“I will not be charged with a crime because I am innocent,” she added.

“I’m not going down like that, we’re not going down like that,” she said of the mounting pressure for her to resign. “The people who voted for me deserve to have their voices heard and communities prioritized.”

The mayor claimed her home would not have been “broken into” by the FBI if she were privileged and rich.

“When you’re in that much shock and your life has been turned up in an instant, it is hard to know who you can trust,” Thao said. “But what I do know is that this would not have gone down the way it did if I was rich, if I had gone to elite private schools, or if I came from money.”

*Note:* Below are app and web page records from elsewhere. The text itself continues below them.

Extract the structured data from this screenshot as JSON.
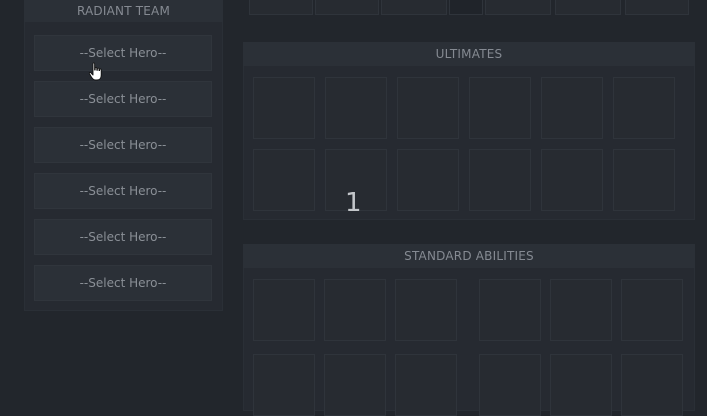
{
  "radiant": {
    "title": "RADIANT TEAM",
    "slots": [
      "--Select Hero--",
      "--Select Hero--",
      "--Select Hero--",
      "--Select Hero--",
      "--Select Hero--",
      "--Select Hero--"
    ]
  },
  "ultimates": {
    "title": "ULTIMATES"
  },
  "standard": {
    "title": "STANDARD ABILITIES"
  },
  "overlay": {
    "counter": "1"
  }
}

Thao fumed that TV stations recorded the raids, which were also covered by national conservative news organizations.

“I want to know how the TV cameras knew to show up on my sleepy residential street so early in the morning to capture footage of the raid,” she said. “And I want to know why Fox News and Breitbart were so prepared to fan the flames and to tell a story that they want to tell, to bend the facts to shape the narrative.”

Attorney Tony Brass, who was representing Thao until Monday afternoon, has quit defending the embattled mayor following her press conference.

“I believe that the mayor and I had diverted in our paths about how to manage this case,” he told The Standard. “I didn’t know she was having a press conference today. I saw it on the news, and I decided it was probably not the right messaging for what I heard.”

By Tuesday morning, Thao’s Chief of Communications Francis Zamora, announced his resignation.

“I resigned my role yesterday. I thank my colleagues for their professionalism and dedication. It was an honor to serve the City of Oakland beside them,” Zamora said in a statement via the Mayor’s Office.

Thao’s home and three other residences were raided by FBI and U.S. Postal Inspection Service agents on June 20. Some have speculated the raid is part of a corruption investigation involving the Duong-family-owned California Waste Solutions, the city’s curbside recycling provider.

The FBI and USPIS have not commented on the nature of their investigation or the reason for the raids so far.

The raids came after a Juneteenth sideshow mass shooting on Grand Avenue by Lake Merritt that left at least 15 people injured. Thao has also been battling a recall campaign.

Thao made the announcement at City Hall, her first public appearance since the raids; no questions were allowed from reporters at the press conference. Protesters demanded she resign with milk cartons with missing posters of the mayor in a demonstration outside City Hall.

Thao, who took office in January 2023, has struggled to address Oakland’s crime rates. The city recorded its highest number of homicides in 15 years in 2023, according to police department data. Residential robbery rates are up across Oakland so far this year when compared to the same period last year by 95%. Total crime is down 33% over the same period, according to the most recent police data published May 26.

The mayor’s attempts to reform the police department met resistance, starting with her February 2023 dismissal of Police Chief LeRonne Armstrong. The former chief has announced he will run for a City Council at-large seat and is suing Thao and the city for wrongful termination.

Separately, a federal judge recently criticized the city for failing to meet court-mandated reforms, a process that has stretched over two decades.

Budget woes continue to plague Oakland. The city faces a projected $360 million deficit over the next two years, prompting discussions of potential service cuts and layoffs.

Thao’s supporters argue she inherited many of these problems and needs more time to implement solutions. Critics, however, claim her administration lacks clear direction.

George Kelly can be reached at